(Component data from apps and pages)
───
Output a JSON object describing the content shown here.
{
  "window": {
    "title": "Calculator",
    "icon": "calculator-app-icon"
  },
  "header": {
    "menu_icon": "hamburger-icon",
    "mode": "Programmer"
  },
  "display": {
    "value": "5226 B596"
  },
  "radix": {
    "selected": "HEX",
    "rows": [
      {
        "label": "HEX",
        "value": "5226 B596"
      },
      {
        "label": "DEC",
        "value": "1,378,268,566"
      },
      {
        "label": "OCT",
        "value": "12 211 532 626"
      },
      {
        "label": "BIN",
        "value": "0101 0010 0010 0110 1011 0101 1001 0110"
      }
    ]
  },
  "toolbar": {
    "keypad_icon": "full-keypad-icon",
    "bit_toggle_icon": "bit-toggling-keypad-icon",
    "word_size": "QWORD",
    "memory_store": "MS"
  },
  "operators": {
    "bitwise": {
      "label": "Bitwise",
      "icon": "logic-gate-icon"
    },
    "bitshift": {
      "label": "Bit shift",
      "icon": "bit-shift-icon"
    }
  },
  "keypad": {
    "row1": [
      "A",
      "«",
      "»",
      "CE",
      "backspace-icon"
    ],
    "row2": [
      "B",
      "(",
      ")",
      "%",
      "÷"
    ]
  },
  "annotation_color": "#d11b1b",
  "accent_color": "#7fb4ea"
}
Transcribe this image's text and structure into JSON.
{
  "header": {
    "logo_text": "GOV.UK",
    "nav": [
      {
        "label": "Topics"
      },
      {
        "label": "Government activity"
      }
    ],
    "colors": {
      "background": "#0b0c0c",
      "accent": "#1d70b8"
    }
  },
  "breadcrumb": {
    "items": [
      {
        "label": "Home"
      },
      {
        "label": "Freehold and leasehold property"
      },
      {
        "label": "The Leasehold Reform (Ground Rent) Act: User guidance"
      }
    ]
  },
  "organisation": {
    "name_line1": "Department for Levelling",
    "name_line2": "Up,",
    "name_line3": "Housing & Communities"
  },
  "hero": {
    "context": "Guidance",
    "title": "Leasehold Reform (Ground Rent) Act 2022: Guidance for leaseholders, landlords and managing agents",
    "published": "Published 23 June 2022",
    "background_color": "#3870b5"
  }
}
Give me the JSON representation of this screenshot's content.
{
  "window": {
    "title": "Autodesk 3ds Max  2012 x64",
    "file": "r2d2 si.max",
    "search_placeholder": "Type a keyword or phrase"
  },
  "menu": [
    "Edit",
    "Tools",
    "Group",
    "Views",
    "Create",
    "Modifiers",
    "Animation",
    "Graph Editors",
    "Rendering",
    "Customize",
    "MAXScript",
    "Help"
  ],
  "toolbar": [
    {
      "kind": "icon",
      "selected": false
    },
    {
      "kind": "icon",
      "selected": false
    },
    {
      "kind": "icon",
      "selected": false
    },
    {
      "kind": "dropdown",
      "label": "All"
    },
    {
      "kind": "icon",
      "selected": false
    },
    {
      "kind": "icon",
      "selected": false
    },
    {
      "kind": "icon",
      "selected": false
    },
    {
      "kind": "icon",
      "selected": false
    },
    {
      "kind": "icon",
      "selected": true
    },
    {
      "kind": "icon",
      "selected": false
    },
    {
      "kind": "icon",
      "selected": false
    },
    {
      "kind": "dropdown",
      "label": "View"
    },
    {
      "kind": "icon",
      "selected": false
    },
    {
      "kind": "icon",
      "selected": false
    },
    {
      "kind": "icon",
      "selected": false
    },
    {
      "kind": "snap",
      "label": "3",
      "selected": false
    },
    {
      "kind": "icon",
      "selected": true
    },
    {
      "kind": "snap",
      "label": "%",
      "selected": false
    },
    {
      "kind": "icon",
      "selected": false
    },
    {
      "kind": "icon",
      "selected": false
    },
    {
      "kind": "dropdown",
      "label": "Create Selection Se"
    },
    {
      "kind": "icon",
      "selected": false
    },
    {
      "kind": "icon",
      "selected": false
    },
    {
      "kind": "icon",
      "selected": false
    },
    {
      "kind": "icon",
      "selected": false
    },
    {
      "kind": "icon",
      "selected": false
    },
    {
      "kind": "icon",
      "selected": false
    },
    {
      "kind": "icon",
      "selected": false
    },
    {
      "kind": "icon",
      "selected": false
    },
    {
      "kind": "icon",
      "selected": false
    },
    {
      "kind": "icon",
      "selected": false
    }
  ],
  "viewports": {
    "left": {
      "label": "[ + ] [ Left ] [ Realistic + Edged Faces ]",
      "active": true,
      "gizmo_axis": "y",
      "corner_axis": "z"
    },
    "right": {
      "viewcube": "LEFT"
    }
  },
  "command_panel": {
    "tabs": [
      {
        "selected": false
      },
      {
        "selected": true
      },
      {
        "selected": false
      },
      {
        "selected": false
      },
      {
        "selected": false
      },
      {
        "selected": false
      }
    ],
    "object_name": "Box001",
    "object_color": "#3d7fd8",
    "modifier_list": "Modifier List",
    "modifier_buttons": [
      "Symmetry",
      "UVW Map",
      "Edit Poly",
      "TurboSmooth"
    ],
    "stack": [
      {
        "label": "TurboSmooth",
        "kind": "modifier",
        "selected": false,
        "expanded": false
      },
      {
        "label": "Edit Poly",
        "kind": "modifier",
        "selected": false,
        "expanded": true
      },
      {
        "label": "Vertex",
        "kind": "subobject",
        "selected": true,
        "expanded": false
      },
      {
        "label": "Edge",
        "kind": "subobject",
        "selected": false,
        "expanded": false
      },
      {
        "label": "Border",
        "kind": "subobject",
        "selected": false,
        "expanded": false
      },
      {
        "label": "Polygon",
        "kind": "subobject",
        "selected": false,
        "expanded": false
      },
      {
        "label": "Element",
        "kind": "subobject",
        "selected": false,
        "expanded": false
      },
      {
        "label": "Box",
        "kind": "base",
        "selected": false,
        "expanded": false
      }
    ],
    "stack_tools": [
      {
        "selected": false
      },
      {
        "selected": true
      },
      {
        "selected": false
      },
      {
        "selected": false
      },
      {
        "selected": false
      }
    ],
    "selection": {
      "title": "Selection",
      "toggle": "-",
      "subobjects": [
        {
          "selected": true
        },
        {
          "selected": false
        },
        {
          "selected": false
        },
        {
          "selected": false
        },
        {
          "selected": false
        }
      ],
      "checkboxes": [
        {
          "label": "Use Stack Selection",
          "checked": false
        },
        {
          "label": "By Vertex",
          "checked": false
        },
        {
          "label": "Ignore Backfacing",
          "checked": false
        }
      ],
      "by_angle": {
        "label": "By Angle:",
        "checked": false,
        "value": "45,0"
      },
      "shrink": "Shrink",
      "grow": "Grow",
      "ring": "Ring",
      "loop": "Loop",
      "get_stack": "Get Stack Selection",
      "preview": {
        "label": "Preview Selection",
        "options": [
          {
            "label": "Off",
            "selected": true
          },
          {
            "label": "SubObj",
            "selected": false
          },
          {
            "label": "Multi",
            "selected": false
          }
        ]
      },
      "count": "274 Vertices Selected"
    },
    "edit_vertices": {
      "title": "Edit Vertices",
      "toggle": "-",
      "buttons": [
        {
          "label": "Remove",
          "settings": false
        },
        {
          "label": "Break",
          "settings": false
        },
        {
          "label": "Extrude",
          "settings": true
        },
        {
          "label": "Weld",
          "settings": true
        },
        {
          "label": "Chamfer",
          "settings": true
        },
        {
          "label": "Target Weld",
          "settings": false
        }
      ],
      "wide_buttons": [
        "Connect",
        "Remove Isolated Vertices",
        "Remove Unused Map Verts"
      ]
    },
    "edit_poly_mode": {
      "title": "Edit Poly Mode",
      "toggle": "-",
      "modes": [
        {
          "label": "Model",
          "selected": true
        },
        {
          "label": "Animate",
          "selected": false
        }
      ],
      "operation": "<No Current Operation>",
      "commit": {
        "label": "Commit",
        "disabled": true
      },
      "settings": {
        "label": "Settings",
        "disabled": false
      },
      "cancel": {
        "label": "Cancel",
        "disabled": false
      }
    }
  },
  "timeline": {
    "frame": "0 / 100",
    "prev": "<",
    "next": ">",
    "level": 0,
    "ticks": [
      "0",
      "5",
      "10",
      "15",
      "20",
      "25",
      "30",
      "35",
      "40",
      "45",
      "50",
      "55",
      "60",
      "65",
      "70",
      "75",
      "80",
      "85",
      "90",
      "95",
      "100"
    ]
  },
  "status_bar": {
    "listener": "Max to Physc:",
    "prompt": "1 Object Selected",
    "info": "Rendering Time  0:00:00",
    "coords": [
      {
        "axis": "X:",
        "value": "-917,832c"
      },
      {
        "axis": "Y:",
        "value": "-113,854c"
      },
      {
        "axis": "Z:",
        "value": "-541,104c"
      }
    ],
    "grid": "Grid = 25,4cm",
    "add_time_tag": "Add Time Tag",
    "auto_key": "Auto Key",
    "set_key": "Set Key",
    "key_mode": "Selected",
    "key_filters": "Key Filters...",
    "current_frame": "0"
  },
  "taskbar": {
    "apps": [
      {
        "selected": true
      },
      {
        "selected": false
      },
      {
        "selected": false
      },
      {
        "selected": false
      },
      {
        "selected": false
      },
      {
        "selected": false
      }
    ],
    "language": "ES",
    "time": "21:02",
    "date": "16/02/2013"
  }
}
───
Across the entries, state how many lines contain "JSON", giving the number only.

3